    Papastamoulis, P., & Rattray, M. (2017). A Bayesian model selection approach for identifying differentially expressed transcripts from RNA sequencing data. Journal of the Royal Statistical Society: Series C (Applied Statistics).Google Scholar
  67. 67.
    Killick, R., Eckley, I. A., Jonathan, P., & Chester, U. K. (2011). Efficient detection of multiple changepoints within an oceano-graphic time series. In Proceedings of the 58th world science congress of ISI.Google Scholar
  68. 68.
    Scott, A. J., & Knott, M. (1974). A cluster analysis method for grouping means in the analysis of variance. Biometrics, 30, 507–512.CrossRefMATHGoogle Scholar
  69. 69.
    Auger, I. E., & Lawrence, C. E. (1989). Algorithms for the optimal identification of segment neighborhoods. Bulletin of Mathematical Biology, 51(1), 39–54.CrossRefMATHMathSciNetGoogle Scholar

Copyright information

© Springer Science+Business Media, LLC, part of Springer Nature 2017

Authors and Affiliations

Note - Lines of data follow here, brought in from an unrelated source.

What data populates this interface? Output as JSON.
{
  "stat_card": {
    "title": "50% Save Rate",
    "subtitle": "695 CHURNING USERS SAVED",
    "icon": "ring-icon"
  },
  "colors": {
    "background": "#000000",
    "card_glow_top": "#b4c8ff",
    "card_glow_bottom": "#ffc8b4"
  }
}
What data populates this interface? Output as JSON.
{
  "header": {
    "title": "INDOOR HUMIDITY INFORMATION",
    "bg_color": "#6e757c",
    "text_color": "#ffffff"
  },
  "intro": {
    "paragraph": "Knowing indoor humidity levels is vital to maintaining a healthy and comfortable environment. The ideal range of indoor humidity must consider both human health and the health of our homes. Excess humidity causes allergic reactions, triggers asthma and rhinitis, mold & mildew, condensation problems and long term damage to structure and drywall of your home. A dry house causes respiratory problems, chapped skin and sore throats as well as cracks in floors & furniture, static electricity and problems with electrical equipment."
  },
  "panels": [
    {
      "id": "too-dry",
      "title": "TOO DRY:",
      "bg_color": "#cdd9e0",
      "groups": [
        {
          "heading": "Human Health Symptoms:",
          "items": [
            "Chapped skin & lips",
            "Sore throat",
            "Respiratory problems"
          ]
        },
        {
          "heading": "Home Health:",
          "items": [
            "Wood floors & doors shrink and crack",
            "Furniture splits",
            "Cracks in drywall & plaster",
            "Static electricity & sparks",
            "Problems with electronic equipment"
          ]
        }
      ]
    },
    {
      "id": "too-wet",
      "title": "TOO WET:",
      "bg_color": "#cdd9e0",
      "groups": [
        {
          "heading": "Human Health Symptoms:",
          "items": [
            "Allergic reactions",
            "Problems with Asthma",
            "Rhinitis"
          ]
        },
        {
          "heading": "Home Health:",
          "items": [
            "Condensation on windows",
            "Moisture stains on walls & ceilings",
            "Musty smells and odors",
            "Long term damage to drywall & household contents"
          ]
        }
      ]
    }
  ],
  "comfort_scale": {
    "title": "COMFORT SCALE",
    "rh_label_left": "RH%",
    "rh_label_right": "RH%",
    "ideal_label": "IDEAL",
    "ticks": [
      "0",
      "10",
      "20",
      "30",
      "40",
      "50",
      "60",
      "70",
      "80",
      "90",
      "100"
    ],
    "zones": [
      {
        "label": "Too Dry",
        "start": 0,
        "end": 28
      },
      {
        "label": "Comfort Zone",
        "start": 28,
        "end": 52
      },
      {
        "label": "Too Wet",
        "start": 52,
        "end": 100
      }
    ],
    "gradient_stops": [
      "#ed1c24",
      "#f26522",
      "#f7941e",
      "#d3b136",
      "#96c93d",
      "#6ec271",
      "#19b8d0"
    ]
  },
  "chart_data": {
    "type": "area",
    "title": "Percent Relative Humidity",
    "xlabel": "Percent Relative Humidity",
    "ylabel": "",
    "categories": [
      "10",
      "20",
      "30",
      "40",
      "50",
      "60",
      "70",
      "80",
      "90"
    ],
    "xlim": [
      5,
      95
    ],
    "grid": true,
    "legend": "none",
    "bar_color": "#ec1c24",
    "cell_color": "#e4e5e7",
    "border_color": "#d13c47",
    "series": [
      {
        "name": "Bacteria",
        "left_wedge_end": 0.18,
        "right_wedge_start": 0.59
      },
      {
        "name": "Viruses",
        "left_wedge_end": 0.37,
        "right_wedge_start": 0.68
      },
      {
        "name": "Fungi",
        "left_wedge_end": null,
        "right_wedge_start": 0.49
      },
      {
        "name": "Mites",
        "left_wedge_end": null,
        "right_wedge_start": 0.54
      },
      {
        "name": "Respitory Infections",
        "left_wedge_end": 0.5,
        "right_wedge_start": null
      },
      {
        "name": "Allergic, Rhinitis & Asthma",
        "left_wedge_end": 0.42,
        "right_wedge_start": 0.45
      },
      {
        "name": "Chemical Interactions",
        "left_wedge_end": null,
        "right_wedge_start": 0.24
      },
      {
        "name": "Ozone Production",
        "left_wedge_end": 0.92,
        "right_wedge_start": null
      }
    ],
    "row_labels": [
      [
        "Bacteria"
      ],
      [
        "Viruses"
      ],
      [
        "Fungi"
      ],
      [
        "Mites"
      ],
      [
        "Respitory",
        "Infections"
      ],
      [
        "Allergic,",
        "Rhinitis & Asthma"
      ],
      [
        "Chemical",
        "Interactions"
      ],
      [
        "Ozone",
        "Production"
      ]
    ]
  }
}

  1. 1.VIT UniversityVelloreIndia
  2. 2.School of Computing Science and EngineeringVIT UniversityChennaiIndia
  3. 3.Sri Ramanujar Engineering CollegeChennaiIndia
  4. 4.Priyadarshini Engineering CollegeVelloreIndia
  5. 5.Chung Hua UniversityHsinchuTaiwan

Personalised recommendations